■ **Action item**:
Every line from the one holding "Give me the" to the end of the entries should be repeated exactly, with the pictures left out.

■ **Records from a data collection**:
+ + +

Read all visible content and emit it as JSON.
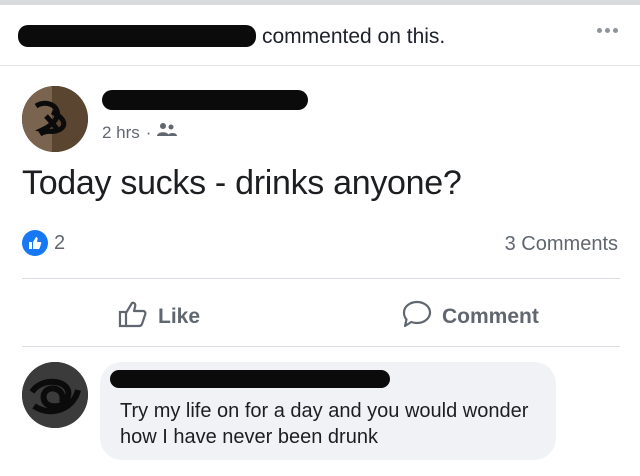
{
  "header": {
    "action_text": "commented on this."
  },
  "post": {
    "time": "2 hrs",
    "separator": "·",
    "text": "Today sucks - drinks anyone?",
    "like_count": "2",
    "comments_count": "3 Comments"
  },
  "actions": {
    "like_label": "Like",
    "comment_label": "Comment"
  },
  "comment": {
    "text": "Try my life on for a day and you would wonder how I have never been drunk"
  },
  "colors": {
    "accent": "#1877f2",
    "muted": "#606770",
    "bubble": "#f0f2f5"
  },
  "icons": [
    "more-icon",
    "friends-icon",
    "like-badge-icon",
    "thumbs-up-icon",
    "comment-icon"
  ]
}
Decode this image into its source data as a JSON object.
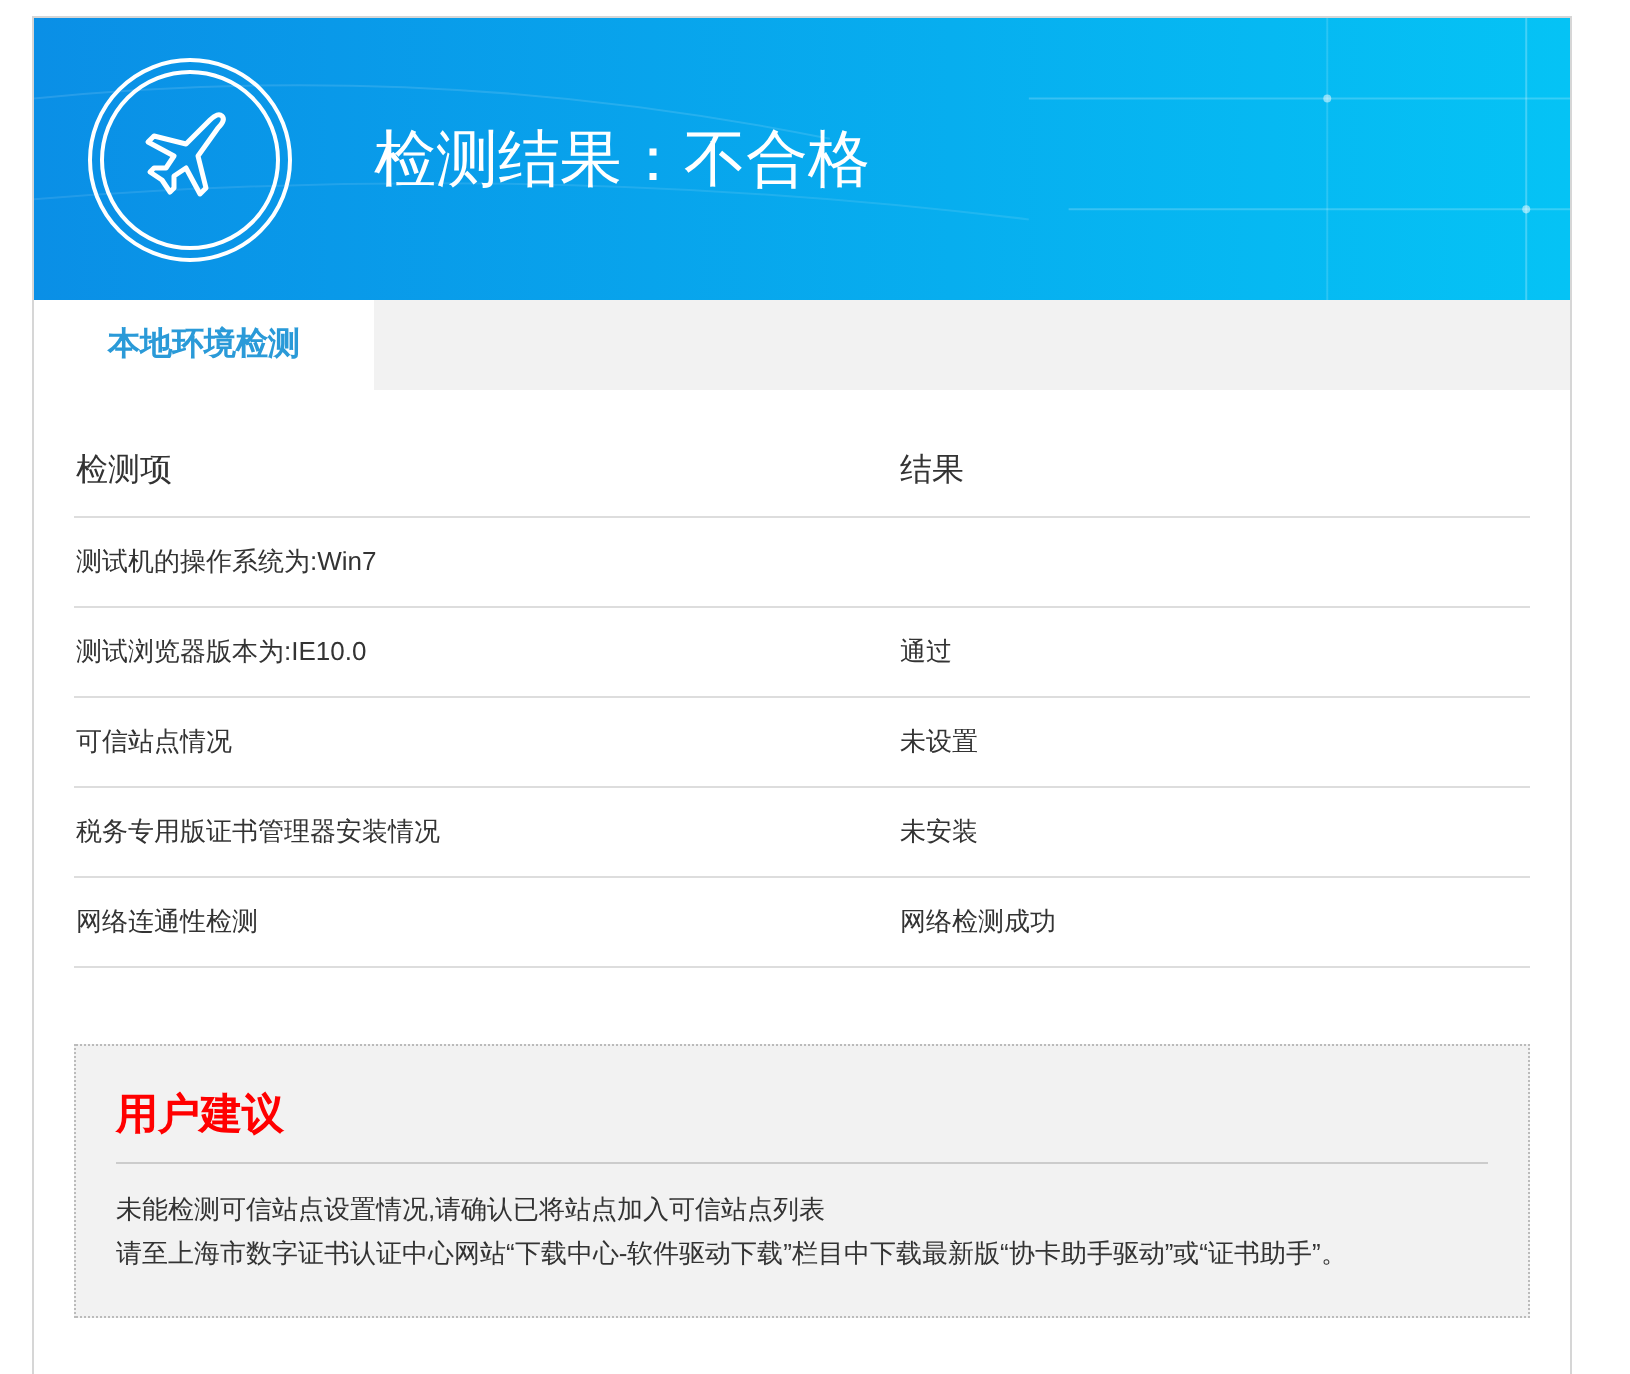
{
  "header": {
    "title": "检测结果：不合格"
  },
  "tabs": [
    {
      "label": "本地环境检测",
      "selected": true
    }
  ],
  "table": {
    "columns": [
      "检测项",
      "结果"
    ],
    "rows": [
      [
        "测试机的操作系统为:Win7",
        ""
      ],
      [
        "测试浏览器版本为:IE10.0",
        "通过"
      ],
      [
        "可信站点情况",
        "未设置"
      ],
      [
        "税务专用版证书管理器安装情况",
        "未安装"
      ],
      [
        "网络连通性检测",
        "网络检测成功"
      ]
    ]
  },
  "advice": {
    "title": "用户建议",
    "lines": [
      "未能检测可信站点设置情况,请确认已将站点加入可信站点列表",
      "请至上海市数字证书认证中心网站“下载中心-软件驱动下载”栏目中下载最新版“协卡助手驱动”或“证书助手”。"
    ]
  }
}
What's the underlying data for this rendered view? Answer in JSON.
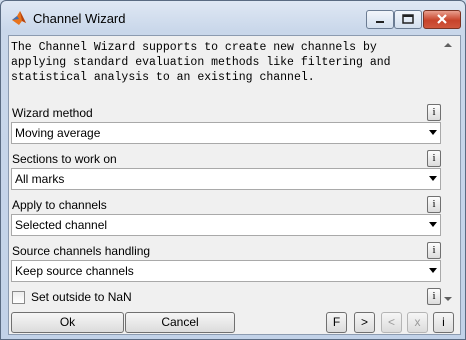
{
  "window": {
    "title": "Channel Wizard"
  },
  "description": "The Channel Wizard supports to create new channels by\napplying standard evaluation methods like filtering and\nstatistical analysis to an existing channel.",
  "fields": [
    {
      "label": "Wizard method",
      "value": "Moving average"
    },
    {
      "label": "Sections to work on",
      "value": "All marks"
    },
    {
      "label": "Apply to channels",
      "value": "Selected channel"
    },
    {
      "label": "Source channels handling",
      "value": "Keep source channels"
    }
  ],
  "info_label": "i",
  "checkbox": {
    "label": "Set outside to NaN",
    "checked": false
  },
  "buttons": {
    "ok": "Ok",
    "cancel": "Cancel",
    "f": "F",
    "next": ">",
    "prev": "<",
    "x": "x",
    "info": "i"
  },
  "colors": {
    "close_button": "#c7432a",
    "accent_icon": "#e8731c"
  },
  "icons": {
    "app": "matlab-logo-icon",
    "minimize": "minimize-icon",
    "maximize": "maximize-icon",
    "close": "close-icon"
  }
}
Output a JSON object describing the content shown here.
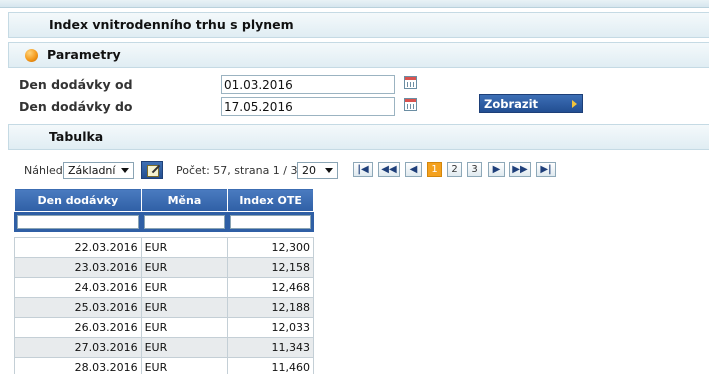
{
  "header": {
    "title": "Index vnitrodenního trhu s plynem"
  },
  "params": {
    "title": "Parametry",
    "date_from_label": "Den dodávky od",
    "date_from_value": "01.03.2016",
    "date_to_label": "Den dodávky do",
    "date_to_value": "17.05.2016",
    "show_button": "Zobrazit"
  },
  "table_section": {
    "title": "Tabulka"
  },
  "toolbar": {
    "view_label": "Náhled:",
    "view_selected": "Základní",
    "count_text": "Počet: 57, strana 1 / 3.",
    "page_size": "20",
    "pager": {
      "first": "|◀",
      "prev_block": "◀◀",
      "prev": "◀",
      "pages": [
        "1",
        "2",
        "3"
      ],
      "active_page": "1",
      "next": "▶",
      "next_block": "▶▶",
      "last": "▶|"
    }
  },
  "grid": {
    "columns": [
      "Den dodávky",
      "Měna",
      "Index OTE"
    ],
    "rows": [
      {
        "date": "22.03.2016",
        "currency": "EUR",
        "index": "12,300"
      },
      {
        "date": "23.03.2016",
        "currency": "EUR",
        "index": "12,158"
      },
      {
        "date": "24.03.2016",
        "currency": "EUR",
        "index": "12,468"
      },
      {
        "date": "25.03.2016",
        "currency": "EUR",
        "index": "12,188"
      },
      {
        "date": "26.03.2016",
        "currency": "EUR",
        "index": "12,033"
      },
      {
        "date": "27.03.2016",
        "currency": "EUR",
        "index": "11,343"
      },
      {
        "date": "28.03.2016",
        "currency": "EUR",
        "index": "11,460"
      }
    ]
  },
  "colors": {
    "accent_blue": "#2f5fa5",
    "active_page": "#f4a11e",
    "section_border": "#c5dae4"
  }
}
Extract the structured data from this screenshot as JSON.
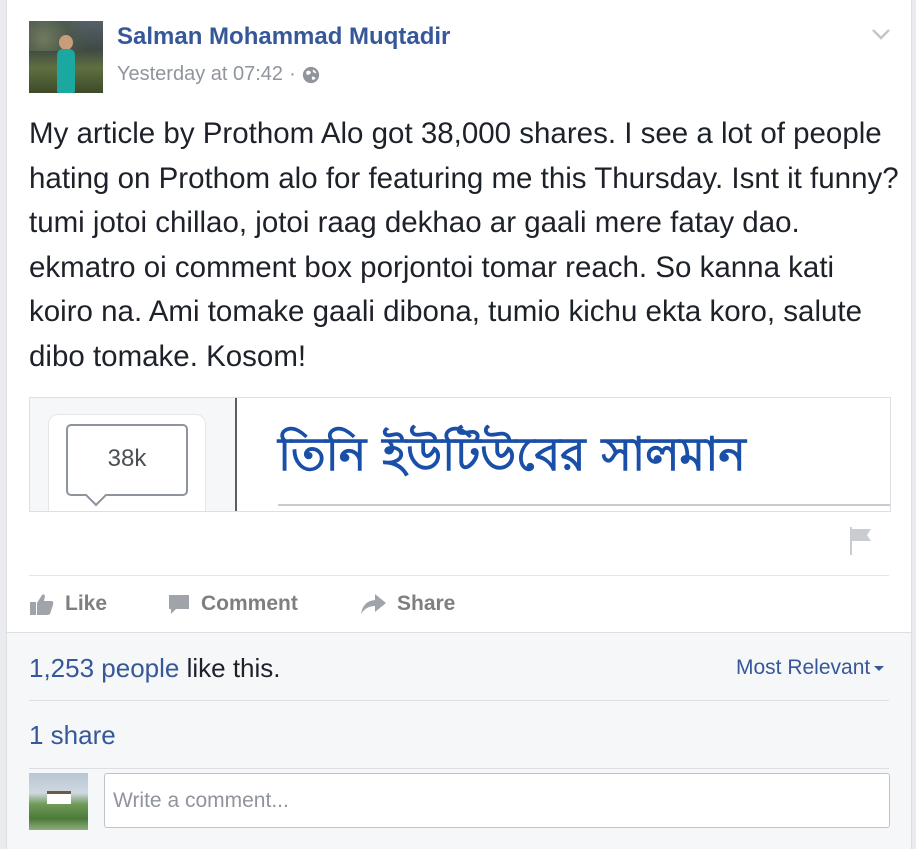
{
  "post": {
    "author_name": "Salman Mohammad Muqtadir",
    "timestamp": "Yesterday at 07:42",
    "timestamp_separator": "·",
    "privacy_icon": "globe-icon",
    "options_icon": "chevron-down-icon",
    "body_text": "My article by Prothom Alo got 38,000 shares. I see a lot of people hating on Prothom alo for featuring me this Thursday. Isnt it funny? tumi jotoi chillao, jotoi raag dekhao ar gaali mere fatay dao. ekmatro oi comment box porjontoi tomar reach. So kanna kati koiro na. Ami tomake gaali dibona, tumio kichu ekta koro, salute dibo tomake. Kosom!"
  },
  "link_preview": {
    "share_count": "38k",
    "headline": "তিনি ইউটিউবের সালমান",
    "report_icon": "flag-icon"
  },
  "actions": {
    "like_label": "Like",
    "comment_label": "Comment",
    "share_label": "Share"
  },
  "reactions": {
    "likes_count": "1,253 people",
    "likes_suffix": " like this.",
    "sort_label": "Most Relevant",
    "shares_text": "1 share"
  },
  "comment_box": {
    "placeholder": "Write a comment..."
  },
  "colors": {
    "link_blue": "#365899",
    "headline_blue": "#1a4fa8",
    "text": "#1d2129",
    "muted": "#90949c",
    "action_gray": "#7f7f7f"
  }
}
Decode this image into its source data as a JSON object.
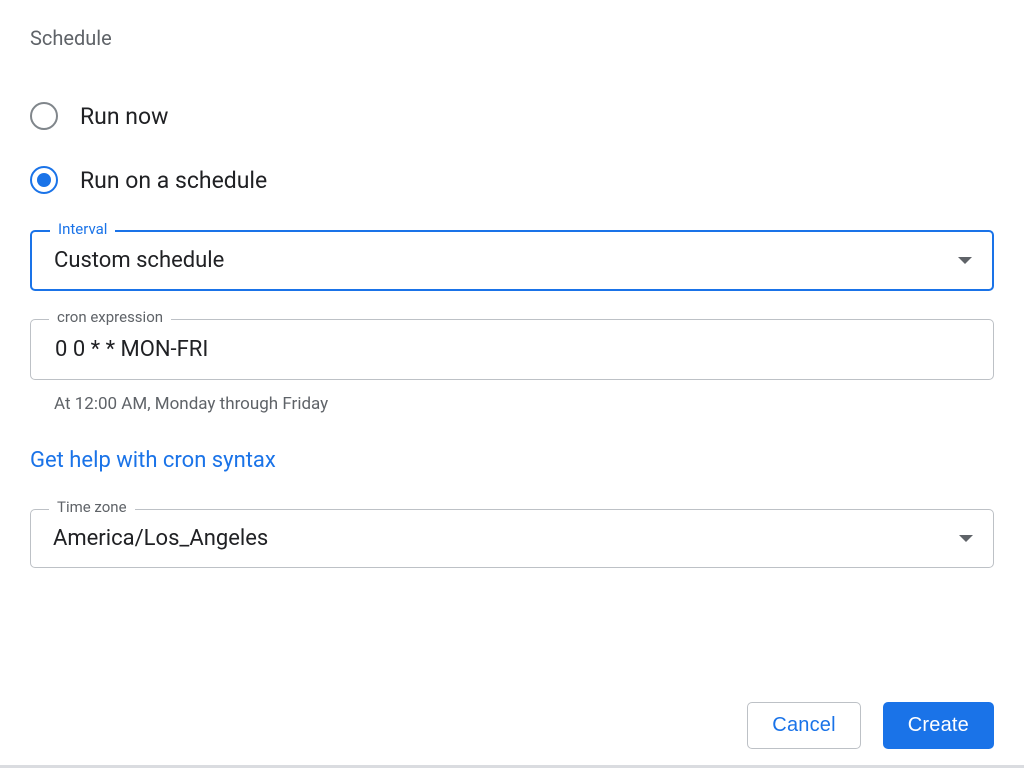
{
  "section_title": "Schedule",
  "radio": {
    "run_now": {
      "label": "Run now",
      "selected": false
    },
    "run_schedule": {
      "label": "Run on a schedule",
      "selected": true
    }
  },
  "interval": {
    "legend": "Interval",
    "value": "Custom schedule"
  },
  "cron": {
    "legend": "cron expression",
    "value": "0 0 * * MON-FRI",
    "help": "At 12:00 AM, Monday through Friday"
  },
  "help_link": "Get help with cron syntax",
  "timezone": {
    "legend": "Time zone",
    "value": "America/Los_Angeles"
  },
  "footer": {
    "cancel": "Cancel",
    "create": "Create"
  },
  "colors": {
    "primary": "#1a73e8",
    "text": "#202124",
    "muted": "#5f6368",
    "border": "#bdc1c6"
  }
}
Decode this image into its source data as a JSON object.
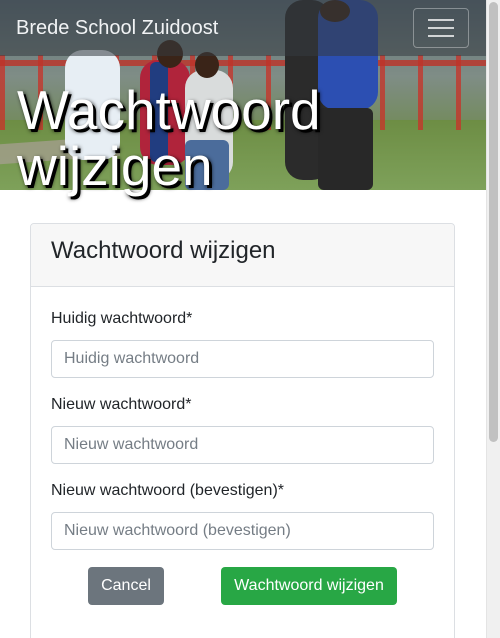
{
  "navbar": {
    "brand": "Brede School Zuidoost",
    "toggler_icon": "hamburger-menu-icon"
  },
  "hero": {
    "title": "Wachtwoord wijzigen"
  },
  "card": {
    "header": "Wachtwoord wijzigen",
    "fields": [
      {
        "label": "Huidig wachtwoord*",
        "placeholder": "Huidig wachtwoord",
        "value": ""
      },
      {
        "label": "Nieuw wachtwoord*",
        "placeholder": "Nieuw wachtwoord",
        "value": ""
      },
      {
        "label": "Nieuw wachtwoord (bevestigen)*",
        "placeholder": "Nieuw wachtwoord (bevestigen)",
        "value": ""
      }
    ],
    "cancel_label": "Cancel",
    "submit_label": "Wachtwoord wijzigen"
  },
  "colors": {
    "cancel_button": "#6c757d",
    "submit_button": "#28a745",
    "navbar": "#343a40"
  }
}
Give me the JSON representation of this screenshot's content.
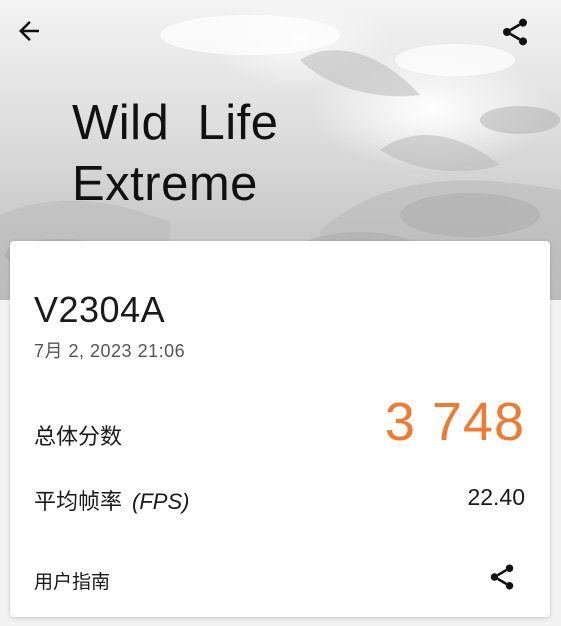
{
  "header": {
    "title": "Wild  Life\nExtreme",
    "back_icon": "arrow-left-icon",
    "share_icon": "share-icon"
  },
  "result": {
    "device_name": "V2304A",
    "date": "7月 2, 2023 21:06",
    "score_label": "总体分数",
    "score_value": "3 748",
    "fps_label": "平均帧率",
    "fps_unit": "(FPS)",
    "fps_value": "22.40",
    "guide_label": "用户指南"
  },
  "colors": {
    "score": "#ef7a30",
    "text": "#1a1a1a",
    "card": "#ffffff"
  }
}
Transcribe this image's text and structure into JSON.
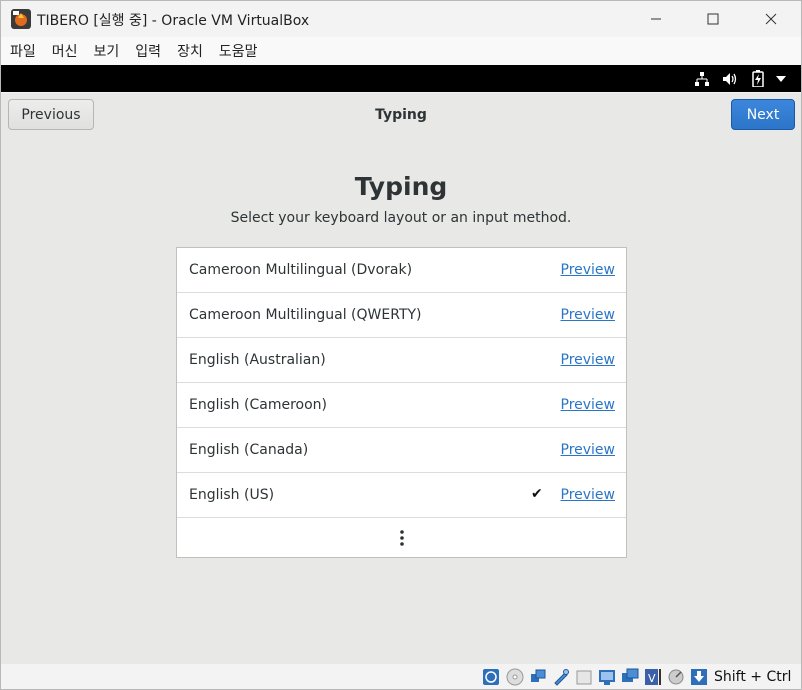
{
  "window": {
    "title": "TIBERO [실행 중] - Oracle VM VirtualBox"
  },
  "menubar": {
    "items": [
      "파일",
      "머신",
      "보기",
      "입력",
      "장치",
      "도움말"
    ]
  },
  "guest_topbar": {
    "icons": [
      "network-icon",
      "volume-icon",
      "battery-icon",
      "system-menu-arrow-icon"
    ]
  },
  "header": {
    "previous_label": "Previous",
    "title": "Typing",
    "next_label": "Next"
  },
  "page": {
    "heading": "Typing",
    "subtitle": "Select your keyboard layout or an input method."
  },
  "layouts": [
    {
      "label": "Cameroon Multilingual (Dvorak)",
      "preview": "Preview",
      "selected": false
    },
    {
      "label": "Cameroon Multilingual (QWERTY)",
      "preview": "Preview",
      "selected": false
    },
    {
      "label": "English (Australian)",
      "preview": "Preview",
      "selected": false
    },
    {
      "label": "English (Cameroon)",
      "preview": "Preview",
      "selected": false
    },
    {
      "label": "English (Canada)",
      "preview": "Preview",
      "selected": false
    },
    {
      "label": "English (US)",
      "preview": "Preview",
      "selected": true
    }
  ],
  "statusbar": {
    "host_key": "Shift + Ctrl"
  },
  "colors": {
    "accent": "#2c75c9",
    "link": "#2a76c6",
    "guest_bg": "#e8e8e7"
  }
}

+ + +

■ **Answer for this exercise**:
Give me the JSON representation of this screenshot's content.
{
  "header": {
    "title": "Wild  Life\nExtreme",
    "back_icon": "arrow-left-icon",
    "share_icon": "share-icon"
  },
  "result": {
    "device_name": "V2304A",
    "date": "7月 2, 2023 21:06",
    "score_label": "总体分数",
    "score_value": "3 748",
    "fps_label": "平均帧率",
    "fps_unit": "(FPS)",
    "fps_value": "22.40",
    "guide_label": "用户指南"
  },
  "colors": {
    "score": "#ef7a30",
    "text": "#1a1a1a",
    "card": "#ffffff"
  }
}
Transcribe this image's text and structure into JSON.
{
  "window": {
    "title": "TIBERO [실행 중] - Oracle VM VirtualBox"
  },
  "menubar": {
    "items": [
      "파일",
      "머신",
      "보기",
      "입력",
      "장치",
      "도움말"
    ]
  },
  "guest_topbar": {
    "icons": [
      "network-icon",
      "volume-icon",
      "battery-icon",
      "system-menu-arrow-icon"
    ]
  },
  "header": {
    "previous_label": "Previous",
    "title": "Typing",
    "next_label": "Next"
  },
  "page": {
    "heading": "Typing",
    "subtitle": "Select your keyboard layout or an input method."
  },
  "layouts": [
    {
      "label": "Cameroon Multilingual (Dvorak)",
      "preview": "Preview",
      "selected": false
    },
    {
      "label": "Cameroon Multilingual (QWERTY)",
      "preview": "Preview",
      "selected": false
    },
    {
      "label": "English (Australian)",
      "preview": "Preview",
      "selected": false
    },
    {
      "label": "English (Cameroon)",
      "preview": "Preview",
      "selected": false
    },
    {
      "label": "English (Canada)",
      "preview": "Preview",
      "selected": false
    },
    {
      "label": "English (US)",
      "preview": "Preview",
      "selected": true
    }
  ],
  "statusbar": {
    "host_key": "Shift + Ctrl"
  },
  "colors": {
    "accent": "#2c75c9",
    "link": "#2a76c6",
    "guest_bg": "#e8e8e7"
  }
}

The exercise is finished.